@matb BTW, please to not read anything into the tone of my responses other than personal frustration that I have failed to explain myself clearly, due to being too immersed in the development process and unable to immediately infer why my walls of text were TL;DR ;-)
@anomalaus Thank you so much for taking the time to explain clearly. Perhaps I have been spoiled by DAZ content which always includes seam guides, so I assumed that this was not an issue that might be problematic for people. I'm jealous of your Python scripting abilities. Did it take you long to learn?
Glen85 last edited by
WTF is wrong with you, man? Just render yourself a pizza, for goodness sake!
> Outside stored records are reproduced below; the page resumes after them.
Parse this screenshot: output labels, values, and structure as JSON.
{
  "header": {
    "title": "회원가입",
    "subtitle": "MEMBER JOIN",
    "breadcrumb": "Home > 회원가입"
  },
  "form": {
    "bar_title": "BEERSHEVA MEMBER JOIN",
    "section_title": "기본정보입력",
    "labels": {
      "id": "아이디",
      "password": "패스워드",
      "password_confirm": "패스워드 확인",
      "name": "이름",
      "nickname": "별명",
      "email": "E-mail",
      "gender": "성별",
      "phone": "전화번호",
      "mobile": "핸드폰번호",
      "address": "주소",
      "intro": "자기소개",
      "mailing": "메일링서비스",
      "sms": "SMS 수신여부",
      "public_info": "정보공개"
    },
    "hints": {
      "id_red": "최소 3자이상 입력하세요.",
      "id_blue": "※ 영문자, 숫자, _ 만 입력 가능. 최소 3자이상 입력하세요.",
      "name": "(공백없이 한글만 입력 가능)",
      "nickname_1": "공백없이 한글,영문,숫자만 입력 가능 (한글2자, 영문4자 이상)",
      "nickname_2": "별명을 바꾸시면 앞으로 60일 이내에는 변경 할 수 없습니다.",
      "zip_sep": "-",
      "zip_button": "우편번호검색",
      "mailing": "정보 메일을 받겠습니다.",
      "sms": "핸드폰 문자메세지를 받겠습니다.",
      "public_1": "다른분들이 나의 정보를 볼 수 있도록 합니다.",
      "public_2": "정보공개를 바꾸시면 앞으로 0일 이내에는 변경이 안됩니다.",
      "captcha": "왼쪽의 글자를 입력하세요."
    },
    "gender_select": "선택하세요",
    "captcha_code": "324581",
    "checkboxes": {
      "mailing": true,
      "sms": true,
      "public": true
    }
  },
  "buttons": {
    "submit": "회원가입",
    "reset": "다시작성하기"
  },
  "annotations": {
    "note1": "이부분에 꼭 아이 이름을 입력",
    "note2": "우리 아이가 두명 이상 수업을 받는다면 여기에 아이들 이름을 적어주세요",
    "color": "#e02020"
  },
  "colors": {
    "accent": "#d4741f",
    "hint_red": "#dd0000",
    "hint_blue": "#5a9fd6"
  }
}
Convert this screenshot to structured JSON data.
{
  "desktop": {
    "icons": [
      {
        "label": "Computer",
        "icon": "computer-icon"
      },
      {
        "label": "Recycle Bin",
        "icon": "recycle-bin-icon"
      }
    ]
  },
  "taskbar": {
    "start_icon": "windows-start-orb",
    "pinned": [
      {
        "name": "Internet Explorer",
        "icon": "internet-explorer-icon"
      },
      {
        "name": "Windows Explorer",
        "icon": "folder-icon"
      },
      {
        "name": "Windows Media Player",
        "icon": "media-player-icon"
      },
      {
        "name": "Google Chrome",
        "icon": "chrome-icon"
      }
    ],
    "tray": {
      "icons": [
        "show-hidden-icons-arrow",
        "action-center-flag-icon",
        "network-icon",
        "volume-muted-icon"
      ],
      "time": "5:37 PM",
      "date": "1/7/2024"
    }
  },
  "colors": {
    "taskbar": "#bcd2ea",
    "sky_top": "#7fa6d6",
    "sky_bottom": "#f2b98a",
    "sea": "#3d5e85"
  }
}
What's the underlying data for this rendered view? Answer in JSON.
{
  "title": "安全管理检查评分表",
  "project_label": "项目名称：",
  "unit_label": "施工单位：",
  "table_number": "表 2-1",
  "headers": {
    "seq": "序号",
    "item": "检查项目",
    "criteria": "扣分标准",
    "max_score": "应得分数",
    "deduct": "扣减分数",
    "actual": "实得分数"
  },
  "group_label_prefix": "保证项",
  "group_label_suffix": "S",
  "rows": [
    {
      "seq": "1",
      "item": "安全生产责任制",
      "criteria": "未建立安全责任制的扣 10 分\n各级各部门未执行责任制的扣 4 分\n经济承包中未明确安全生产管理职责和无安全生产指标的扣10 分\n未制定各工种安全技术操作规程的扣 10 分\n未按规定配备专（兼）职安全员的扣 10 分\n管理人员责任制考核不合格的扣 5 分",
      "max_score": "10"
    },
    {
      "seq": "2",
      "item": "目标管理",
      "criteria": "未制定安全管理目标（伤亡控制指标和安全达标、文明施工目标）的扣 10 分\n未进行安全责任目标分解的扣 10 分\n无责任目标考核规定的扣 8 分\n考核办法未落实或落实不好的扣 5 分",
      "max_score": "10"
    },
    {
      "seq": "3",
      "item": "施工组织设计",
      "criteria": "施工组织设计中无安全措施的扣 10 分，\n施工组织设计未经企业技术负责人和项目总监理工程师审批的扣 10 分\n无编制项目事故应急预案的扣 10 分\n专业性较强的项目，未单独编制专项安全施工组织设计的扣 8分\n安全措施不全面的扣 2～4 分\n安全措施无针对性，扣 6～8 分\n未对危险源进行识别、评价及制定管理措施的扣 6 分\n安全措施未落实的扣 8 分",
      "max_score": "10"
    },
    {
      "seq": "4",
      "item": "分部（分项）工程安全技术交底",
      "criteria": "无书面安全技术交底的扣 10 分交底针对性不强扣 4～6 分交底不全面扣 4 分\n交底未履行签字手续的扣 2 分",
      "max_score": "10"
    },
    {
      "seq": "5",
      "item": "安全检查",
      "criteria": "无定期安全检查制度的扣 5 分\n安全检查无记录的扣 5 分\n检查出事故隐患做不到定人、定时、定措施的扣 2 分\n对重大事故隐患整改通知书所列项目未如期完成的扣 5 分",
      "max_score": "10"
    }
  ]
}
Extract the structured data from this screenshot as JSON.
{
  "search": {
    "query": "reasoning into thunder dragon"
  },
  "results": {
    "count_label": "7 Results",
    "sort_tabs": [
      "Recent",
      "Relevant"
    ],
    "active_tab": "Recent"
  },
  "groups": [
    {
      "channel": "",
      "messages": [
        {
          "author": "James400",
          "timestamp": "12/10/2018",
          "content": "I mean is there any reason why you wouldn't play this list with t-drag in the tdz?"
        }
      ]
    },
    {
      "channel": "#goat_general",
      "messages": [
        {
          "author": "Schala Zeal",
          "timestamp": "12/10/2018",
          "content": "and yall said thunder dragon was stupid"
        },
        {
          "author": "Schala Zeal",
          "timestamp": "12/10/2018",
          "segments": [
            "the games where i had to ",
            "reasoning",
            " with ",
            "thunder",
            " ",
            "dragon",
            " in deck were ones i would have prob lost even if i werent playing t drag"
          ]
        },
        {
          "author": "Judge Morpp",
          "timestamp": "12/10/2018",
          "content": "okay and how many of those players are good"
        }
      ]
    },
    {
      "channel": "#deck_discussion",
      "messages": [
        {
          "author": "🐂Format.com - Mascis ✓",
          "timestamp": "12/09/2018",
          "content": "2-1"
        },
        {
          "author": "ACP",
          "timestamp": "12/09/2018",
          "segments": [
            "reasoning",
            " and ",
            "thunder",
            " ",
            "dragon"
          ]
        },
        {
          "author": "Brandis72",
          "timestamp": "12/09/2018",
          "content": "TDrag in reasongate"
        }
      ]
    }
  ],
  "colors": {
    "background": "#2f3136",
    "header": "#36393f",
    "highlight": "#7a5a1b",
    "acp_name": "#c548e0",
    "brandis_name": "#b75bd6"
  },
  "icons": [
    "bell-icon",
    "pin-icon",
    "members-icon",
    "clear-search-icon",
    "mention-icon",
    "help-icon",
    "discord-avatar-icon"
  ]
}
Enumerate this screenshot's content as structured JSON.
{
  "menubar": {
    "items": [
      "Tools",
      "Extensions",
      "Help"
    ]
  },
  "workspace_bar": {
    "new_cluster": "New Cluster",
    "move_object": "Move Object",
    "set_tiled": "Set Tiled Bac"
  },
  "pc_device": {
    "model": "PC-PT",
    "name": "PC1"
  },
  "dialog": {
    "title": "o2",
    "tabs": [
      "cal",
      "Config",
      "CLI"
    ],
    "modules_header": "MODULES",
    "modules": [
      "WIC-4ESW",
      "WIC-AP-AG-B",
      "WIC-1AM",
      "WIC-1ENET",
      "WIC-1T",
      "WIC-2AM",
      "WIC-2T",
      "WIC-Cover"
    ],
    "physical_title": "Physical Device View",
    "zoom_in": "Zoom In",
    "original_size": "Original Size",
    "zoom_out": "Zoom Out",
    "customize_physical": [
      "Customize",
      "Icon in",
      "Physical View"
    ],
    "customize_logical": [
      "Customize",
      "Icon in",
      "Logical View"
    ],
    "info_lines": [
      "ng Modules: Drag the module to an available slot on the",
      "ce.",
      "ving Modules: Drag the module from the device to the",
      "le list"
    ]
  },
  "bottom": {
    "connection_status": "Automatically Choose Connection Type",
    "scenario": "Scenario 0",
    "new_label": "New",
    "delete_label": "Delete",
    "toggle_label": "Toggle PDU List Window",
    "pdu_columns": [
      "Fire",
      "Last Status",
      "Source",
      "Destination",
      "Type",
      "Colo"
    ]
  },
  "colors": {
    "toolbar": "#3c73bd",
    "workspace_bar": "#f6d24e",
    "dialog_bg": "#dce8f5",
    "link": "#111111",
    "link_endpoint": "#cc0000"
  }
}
If you stare at it long enough, you won't feel hungry anymore! ;)
anomalaus last edited by anomalaus
This has a promise of being very useful indeed. It is a key step in developing some funcionality like in Marvelous Designer. If the UV's are flat and true-size and seams, indeed, are known, and the 'material' making the seams can be made to shrink to zero in simulation, in principle the cloth room could do the refits I now do in MD, and the Poser geometry tools can be used to size the panels.
Not sure if this: [URK, not enough privileges to upload an MP4 movie, I'll link it below]
UVs are flat, but what defines "true-size"? Texture vertex spacing matching object vertex spacing? There are vanishingly small numbers of figures that would ever conform to that requirement due to different level-of-detail requirements for different body parts like faces and hands, when compared to limbs and torsos. I guess clothing figures would differ. There will always be distortion when mapping curved shapes from 3D to 2D, by geometric definition. There is no such thing as a distortion-free planar mapping unless an object has only planar facets and adjacent facets are not constrained to share edges when unwrapping, though that makes for ugly and unpaintable UV maps.
I haven't bothered to preview the UV templates in this script version (commented out), just saved the images to files and applied them to the UVtemplate object.
It's right an the top of my Things To Procrastinate About list
I plan to steal that phrase and use it often. Just as soon as I get around to it. :)
Lol thank you, made me smile!
@anomalaus Really useful! Thank you!
F_Verbaas last edited by F_Verbaas
Yes, there will always be distortion. Yet, when you wear a cotton shirt with a blue checkerboard pattern, it is built from flat panels of cotton fabric with a blue checkerboard pattern. The distortion is what the cotton fabric permits (not much) and yet the shirt fits you.
If you take the shirt apart at the seams you can lay the panels before you at the table. You can arrange the panels such that the blue checker board pattern matches. If the table is say 1.50 m square, that what you see would be your true size UV map.
If you use the panels as a template to cut new panels from red-striped fabric and sew them together you have a red striped shirt. The digital equivalent of this is of course to apply a tilable texture. The UV is therefore VERY workable and provided you choose materials wisely it is as easy as changing the referenced tile. .
Clothing items are mainly made by dividing the very non-developabl shape of the body into sections that are more or less developable.
See below a bodice block I quickly traced from Genesis 8 yesterday.with MD7. (True scale UV's the grid on the background is 10 cm size)
The figure is pretty busty but yet the panels fit with moderate strain: (Strainmap legend: green = 0% strain, yellow 10% and red 20%).
with a tad too much space at the points of the breasts (we really need softbody simulation)
which is solved with a touch of the steam brush (but hey I am disgressing)
What meant to say is that the 2D -> 3D vv. conversion opens a lot more possibilities.